Researchers in the field of Computer Supported Cooperative Work (CSCW) have increasingly come to realize that artifacts play an important role in the coordination of cooperative work. This master thesis is an attempt to make an inquiry into the nature of artifacts and the coordinative practices employing them. Based on concepts of process, practice, materiality, context and the temporal nature of meaning, an attempted is made to develop an understanding of the coordinative roles of artifacts that take into consideration the complex interplay of coordinative practices and the material forms of artifacts.
Turning to the design implications of our inquiry we could perhaps suggest that we are not designing things when we are designing (digital) artifacts for the support of cooperative work, we are designing social and material practices. Along these lines, we could suggest that the successful design of digital artifacts for the support of cooperative work is at least equally dependant on the design of practices as on, for instance, the design of electronic circuits.
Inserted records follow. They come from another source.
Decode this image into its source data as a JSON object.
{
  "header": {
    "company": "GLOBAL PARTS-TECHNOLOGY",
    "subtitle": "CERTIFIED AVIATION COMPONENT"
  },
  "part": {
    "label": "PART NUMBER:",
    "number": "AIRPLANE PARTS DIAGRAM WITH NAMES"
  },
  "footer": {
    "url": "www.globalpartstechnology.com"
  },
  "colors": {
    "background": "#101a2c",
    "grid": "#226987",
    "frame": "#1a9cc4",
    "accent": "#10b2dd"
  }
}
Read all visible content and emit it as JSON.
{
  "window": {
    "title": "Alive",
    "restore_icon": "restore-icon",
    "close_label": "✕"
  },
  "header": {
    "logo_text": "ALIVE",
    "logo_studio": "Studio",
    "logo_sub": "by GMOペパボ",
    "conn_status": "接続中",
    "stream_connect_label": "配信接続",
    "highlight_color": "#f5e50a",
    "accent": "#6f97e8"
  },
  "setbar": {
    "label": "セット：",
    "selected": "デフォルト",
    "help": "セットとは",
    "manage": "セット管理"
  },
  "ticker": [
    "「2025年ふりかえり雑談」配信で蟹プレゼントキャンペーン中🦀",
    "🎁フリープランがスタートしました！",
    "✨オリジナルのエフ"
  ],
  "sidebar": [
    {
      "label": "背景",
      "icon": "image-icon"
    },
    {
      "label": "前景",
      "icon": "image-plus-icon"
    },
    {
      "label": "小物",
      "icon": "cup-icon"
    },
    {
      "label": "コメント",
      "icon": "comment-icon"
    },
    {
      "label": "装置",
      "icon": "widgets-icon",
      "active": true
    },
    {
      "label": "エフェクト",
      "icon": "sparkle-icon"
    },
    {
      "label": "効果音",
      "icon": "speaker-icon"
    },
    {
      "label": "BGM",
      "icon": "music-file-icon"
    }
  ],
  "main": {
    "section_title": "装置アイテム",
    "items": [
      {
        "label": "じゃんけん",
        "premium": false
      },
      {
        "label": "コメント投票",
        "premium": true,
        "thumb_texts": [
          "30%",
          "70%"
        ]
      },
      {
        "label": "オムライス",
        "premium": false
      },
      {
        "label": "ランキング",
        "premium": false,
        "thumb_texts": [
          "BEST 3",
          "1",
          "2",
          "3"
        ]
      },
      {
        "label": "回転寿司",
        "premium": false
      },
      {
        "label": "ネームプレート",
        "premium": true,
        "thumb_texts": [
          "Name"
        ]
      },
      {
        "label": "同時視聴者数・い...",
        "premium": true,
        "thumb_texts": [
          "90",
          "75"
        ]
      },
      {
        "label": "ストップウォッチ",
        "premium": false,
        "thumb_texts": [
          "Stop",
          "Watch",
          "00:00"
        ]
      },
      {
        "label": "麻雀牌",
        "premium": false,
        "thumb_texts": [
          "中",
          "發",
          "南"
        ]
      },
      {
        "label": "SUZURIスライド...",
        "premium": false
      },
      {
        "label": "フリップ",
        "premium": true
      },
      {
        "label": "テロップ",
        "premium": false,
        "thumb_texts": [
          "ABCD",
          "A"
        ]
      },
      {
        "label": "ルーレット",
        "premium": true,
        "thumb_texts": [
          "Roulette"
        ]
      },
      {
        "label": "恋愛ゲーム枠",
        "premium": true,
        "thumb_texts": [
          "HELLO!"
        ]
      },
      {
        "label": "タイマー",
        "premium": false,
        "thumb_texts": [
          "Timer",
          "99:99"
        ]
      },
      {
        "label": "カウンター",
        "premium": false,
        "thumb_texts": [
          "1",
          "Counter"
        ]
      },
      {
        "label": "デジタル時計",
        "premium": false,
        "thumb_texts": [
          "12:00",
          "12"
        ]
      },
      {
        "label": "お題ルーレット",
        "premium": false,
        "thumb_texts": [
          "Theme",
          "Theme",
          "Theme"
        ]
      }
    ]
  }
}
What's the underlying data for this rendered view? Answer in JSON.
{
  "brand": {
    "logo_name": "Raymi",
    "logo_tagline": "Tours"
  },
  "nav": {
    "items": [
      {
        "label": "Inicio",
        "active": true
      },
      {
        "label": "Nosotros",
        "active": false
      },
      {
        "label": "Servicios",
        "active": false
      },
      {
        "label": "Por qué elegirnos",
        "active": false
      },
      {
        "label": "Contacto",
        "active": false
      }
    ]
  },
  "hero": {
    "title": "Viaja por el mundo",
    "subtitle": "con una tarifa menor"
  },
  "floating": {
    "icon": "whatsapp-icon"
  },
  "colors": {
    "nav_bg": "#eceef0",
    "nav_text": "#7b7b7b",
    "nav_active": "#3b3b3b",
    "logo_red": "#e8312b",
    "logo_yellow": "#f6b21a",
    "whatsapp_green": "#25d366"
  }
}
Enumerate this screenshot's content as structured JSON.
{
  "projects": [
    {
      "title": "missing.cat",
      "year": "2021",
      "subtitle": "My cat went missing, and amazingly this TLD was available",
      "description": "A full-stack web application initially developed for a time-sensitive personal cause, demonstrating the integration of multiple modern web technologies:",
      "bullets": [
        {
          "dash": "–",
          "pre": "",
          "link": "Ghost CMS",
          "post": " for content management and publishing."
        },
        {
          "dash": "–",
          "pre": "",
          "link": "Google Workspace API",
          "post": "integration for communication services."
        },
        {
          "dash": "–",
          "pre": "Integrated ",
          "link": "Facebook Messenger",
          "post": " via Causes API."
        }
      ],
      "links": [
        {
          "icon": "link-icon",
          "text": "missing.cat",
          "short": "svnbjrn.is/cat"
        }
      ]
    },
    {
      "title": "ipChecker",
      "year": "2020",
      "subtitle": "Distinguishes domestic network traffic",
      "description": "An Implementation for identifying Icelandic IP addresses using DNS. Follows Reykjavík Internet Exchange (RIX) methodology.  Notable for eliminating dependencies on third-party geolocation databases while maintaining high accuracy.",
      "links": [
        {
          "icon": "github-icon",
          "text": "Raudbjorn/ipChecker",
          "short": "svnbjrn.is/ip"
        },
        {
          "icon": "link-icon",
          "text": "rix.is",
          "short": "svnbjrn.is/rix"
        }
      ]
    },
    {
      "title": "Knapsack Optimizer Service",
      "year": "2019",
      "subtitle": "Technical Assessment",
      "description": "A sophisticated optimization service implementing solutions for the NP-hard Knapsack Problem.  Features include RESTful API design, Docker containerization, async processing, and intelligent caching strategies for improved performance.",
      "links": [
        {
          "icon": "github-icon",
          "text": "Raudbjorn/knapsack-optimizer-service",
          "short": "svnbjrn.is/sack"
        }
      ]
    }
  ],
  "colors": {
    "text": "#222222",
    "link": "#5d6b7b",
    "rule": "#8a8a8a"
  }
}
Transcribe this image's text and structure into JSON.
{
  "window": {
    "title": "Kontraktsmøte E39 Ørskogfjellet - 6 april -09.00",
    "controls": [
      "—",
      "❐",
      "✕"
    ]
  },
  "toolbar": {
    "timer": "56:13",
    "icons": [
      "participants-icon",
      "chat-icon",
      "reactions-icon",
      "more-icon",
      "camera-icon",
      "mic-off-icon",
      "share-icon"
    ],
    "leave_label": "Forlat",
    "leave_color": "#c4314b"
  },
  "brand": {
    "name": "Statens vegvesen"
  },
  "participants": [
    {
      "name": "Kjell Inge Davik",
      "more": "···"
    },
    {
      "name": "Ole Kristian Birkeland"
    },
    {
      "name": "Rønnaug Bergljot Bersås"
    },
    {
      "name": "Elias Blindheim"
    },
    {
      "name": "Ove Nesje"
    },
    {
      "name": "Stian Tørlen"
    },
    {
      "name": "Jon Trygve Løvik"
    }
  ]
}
Looking ahead, we could note that it could perhaps be of interest to explore the concepts of stigmergy and articulation work in relation to ubiquitous computing, with the purpose of informing the design of computer support for cooperative work.
Read also: Practices of Stigmergy in Architectural Work